| Instructions for the task |
The answer must be the full listing, restated word for word.

| Input data |
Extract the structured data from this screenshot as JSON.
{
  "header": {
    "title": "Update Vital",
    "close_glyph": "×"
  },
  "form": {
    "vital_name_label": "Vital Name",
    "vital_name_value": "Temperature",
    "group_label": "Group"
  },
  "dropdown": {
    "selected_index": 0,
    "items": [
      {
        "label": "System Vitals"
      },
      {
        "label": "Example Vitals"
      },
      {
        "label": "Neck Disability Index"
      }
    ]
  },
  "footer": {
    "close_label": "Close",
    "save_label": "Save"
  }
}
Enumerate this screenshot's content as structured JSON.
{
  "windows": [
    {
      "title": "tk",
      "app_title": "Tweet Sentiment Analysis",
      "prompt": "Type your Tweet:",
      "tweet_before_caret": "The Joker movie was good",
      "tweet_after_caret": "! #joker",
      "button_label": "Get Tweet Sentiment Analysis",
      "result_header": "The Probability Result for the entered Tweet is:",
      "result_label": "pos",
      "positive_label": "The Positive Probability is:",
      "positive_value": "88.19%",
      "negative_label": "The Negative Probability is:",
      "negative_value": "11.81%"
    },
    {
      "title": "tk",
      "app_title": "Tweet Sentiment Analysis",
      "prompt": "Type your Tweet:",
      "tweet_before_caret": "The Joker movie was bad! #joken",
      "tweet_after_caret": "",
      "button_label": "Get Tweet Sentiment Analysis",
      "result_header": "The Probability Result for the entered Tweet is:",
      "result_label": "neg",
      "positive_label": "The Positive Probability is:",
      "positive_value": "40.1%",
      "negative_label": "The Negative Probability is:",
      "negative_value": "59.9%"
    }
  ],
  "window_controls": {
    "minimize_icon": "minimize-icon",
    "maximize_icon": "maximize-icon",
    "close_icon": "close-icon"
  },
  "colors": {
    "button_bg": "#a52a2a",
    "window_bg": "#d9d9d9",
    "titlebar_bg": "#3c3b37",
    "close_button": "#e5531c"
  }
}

| Answer to this problem |
Extract the structured data from this screenshot as JSON.
{
  "header": {
    "title": "Update Vital",
    "close_glyph": "×"
  },
  "form": {
    "vital_name_label": "Vital Name",
    "vital_name_value": "Temperature",
    "group_label": "Group"
  },
  "dropdown": {
    "selected_index": 0,
    "items": [
      {
        "label": "System Vitals"
      },
      {
        "label": "Example Vitals"
      },
      {
        "label": "Neck Disability Index"
      }
    ]
  },
  "footer": {
    "close_label": "Close",
    "save_label": "Save"
  }
}
Enumerate this screenshot's content as structured JSON.
{
  "windows": [
    {
      "title": "tk",
      "app_title": "Tweet Sentiment Analysis",
      "prompt": "Type your Tweet:",
      "tweet_before_caret": "The Joker movie was good",
      "tweet_after_caret": "! #joker",
      "button_label": "Get Tweet Sentiment Analysis",
      "result_header": "The Probability Result for the entered Tweet is:",
      "result_label": "pos",
      "positive_label": "The Positive Probability is:",
      "positive_value": "88.19%",
      "negative_label": "The Negative Probability is:",
      "negative_value": "11.81%"
    },
    {
      "title": "tk",
      "app_title": "Tweet Sentiment Analysis",
      "prompt": "Type your Tweet:",
      "tweet_before_caret": "The Joker movie was bad! #joken",
      "tweet_after_caret": "",
      "button_label": "Get Tweet Sentiment Analysis",
      "result_header": "The Probability Result for the entered Tweet is:",
      "result_label": "neg",
      "positive_label": "The Positive Probability is:",
      "positive_value": "40.1%",
      "negative_label": "The Negative Probability is:",
      "negative_value": "59.9%"
    }
  ],
  "window_controls": {
    "minimize_icon": "minimize-icon",
    "maximize_icon": "maximize-icon",
    "close_icon": "close-icon"
  },
  "colors": {
    "button_bg": "#a52a2a",
    "window_bg": "#d9d9d9",
    "titlebar_bg": "#3c3b37",
    "close_button": "#e5531c"
  }
}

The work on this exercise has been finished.